• Material provided:
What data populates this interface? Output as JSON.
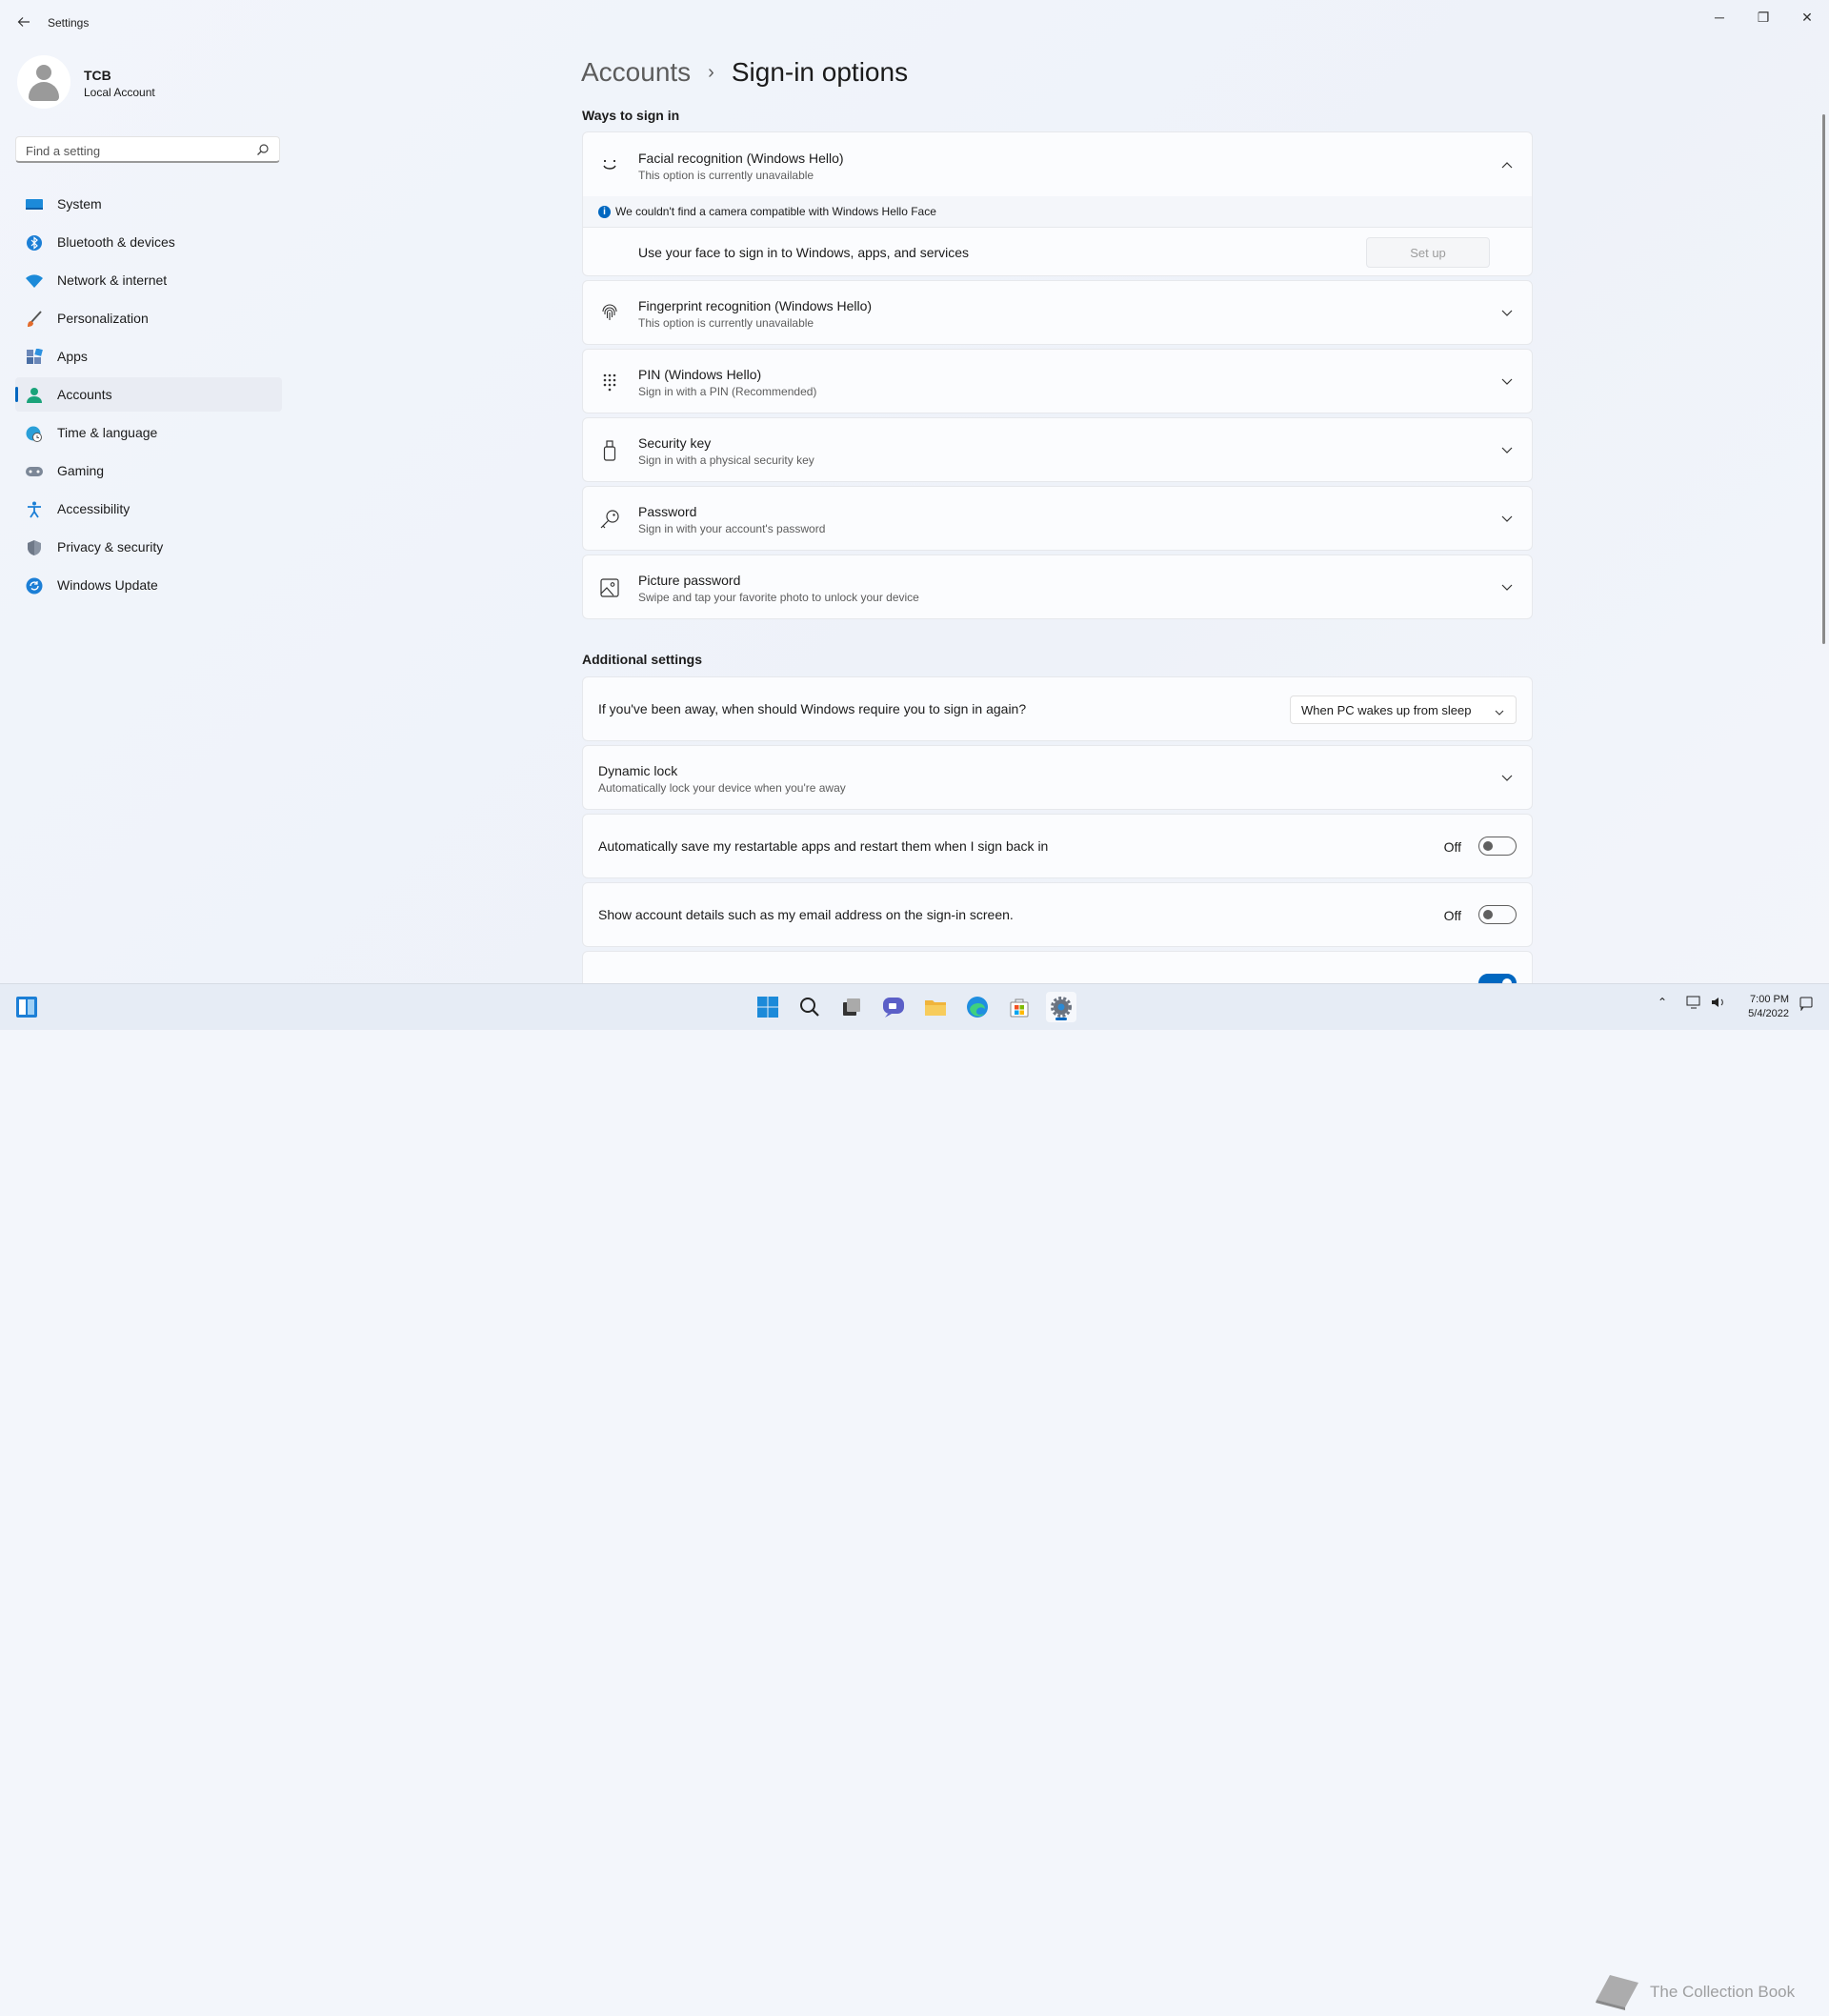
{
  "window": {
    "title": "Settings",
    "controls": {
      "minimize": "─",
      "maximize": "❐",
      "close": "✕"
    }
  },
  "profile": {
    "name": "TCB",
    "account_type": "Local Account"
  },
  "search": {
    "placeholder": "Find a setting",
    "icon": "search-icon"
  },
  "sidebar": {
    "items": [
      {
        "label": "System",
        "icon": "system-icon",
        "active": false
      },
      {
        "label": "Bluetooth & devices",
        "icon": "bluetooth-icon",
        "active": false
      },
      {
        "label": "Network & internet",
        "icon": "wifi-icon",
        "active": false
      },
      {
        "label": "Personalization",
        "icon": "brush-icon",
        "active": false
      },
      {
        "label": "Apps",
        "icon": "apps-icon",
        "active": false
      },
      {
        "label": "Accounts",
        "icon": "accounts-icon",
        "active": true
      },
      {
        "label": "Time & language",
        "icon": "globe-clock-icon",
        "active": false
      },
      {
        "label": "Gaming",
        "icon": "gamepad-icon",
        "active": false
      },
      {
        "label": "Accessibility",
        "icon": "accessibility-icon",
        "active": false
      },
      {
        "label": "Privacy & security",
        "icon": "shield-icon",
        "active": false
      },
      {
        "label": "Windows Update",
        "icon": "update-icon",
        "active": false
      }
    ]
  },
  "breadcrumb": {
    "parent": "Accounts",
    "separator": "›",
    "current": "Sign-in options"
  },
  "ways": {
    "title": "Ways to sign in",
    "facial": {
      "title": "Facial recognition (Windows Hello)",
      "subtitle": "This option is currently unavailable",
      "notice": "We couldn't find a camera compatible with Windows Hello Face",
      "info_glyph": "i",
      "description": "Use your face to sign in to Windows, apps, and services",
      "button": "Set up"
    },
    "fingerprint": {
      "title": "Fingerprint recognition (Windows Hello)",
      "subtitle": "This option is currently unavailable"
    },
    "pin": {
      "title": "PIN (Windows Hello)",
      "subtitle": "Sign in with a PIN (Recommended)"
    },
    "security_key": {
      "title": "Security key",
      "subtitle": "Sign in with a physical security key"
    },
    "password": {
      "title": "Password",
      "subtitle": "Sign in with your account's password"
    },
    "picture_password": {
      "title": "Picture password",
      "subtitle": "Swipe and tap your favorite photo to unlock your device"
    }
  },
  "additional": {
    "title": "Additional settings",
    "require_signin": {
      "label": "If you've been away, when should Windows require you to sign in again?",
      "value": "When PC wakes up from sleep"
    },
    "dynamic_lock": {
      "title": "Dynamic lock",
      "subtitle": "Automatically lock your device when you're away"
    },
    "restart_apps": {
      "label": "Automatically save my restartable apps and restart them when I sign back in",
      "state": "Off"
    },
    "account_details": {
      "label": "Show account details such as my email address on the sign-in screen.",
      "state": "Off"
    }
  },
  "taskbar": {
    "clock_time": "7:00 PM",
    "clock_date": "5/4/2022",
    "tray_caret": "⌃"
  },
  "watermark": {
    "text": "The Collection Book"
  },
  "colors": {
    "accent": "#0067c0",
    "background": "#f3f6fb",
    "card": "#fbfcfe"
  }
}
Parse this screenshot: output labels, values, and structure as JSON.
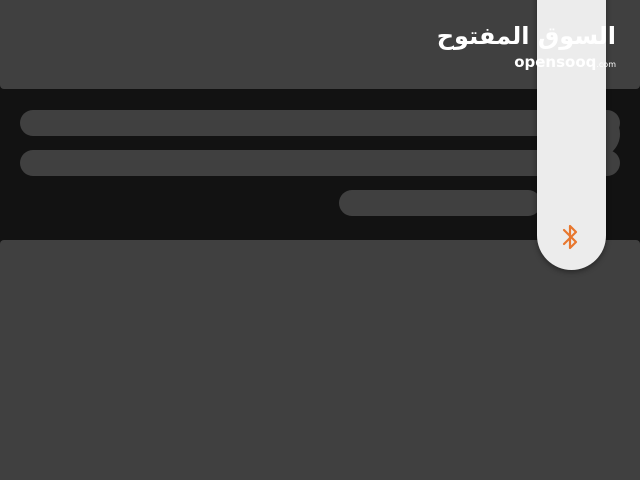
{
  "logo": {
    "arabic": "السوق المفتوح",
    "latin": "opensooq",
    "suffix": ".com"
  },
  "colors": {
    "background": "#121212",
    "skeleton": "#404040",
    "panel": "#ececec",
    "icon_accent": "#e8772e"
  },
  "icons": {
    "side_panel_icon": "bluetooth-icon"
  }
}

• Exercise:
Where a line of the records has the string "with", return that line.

• Answer box:
      "notice": "We couldn't find a camera compatible with Windows Hello Face",
      "subtitle": "Sign in with a PIN (Recommended)"
      "subtitle": "Sign in with a physical security key"
      "subtitle": "Sign in with your account's password"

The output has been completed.